--- WHAT IS BEING ASKED ---
Write out every entry, unchanged. Skip any picture.
====== INPUT FOR THIS TASK ======
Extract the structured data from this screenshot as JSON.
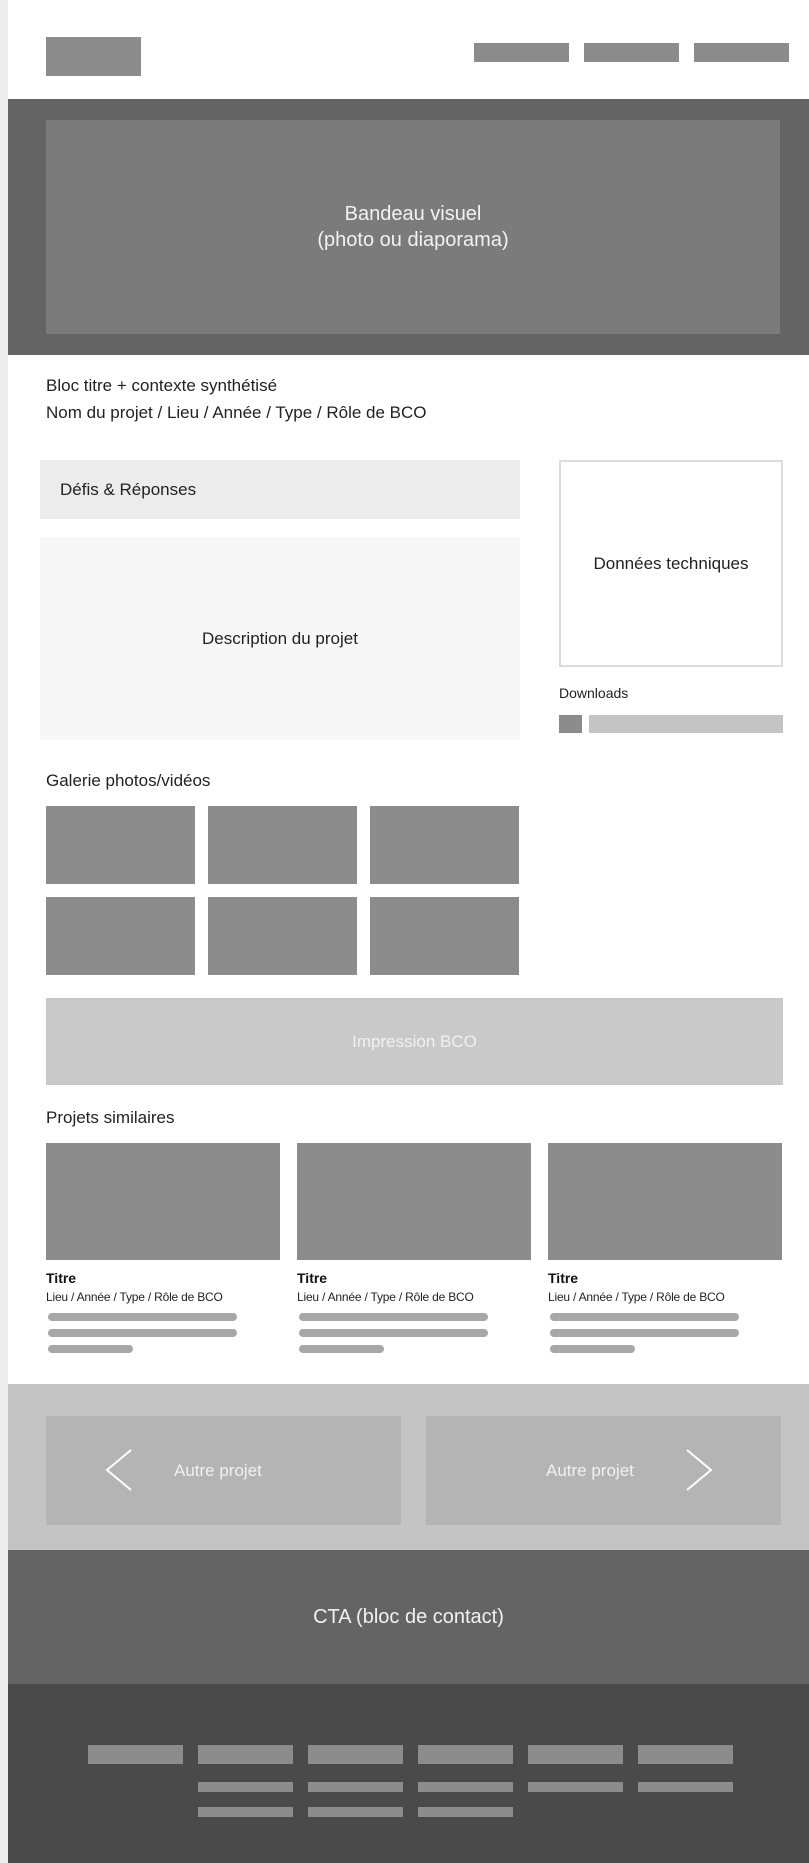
{
  "hero": {
    "line1": "Bandeau visuel",
    "line2": "(photo ou diaporama)"
  },
  "title_block": {
    "line1": "Bloc titre + contexte synthétisé",
    "line2": "Nom du projet / Lieu / Année / Type / Rôle de BCO"
  },
  "main": {
    "defis_label": "Défis & Réponses",
    "description_label": "Description du projet",
    "tech_label": "Données techniques",
    "downloads_label": "Downloads"
  },
  "gallery": {
    "label": "Galerie photos/vidéos"
  },
  "impression": {
    "label": "Impression BCO"
  },
  "similar": {
    "label": "Projets similaires",
    "items": [
      {
        "title": "Titre",
        "subtitle": "Lieu / Année / Type / Rôle de BCO"
      },
      {
        "title": "Titre",
        "subtitle": "Lieu / Année / Type / Rôle de BCO"
      },
      {
        "title": "Titre",
        "subtitle": "Lieu / Année / Type / Rôle de BCO"
      }
    ]
  },
  "project_nav": {
    "prev_label": "Autre projet",
    "next_label": "Autre projet",
    "prev_icon": "chevron-left-icon",
    "next_icon": "chevron-right-icon"
  },
  "cta": {
    "label": "CTA (bloc de contact)"
  },
  "colors": {
    "placeholder_dark": "#8c8c8c",
    "hero_band": "#646464",
    "footer": "#4a4a4a",
    "nav_band": "#c4c4c4"
  }
}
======
--- PROBLEM SOLUTION ---
Extract the structured data from this screenshot as JSON.
{
  "hero": {
    "line1": "Bandeau visuel",
    "line2": "(photo ou diaporama)"
  },
  "title_block": {
    "line1": "Bloc titre + contexte synthétisé",
    "line2": "Nom du projet / Lieu / Année / Type / Rôle de BCO"
  },
  "main": {
    "defis_label": "Défis & Réponses",
    "description_label": "Description du projet",
    "tech_label": "Données techniques",
    "downloads_label": "Downloads"
  },
  "gallery": {
    "label": "Galerie photos/vidéos"
  },
  "impression": {
    "label": "Impression BCO"
  },
  "similar": {
    "label": "Projets similaires",
    "items": [
      {
        "title": "Titre",
        "subtitle": "Lieu / Année / Type / Rôle de BCO"
      },
      {
        "title": "Titre",
        "subtitle": "Lieu / Année / Type / Rôle de BCO"
      },
      {
        "title": "Titre",
        "subtitle": "Lieu / Année / Type / Rôle de BCO"
      }
    ]
  },
  "project_nav": {
    "prev_label": "Autre projet",
    "next_label": "Autre projet",
    "prev_icon": "chevron-left-icon",
    "next_icon": "chevron-right-icon"
  },
  "cta": {
    "label": "CTA (bloc de contact)"
  },
  "colors": {
    "placeholder_dark": "#8c8c8c",
    "hero_band": "#646464",
    "footer": "#4a4a4a",
    "nav_band": "#c4c4c4"
  }
}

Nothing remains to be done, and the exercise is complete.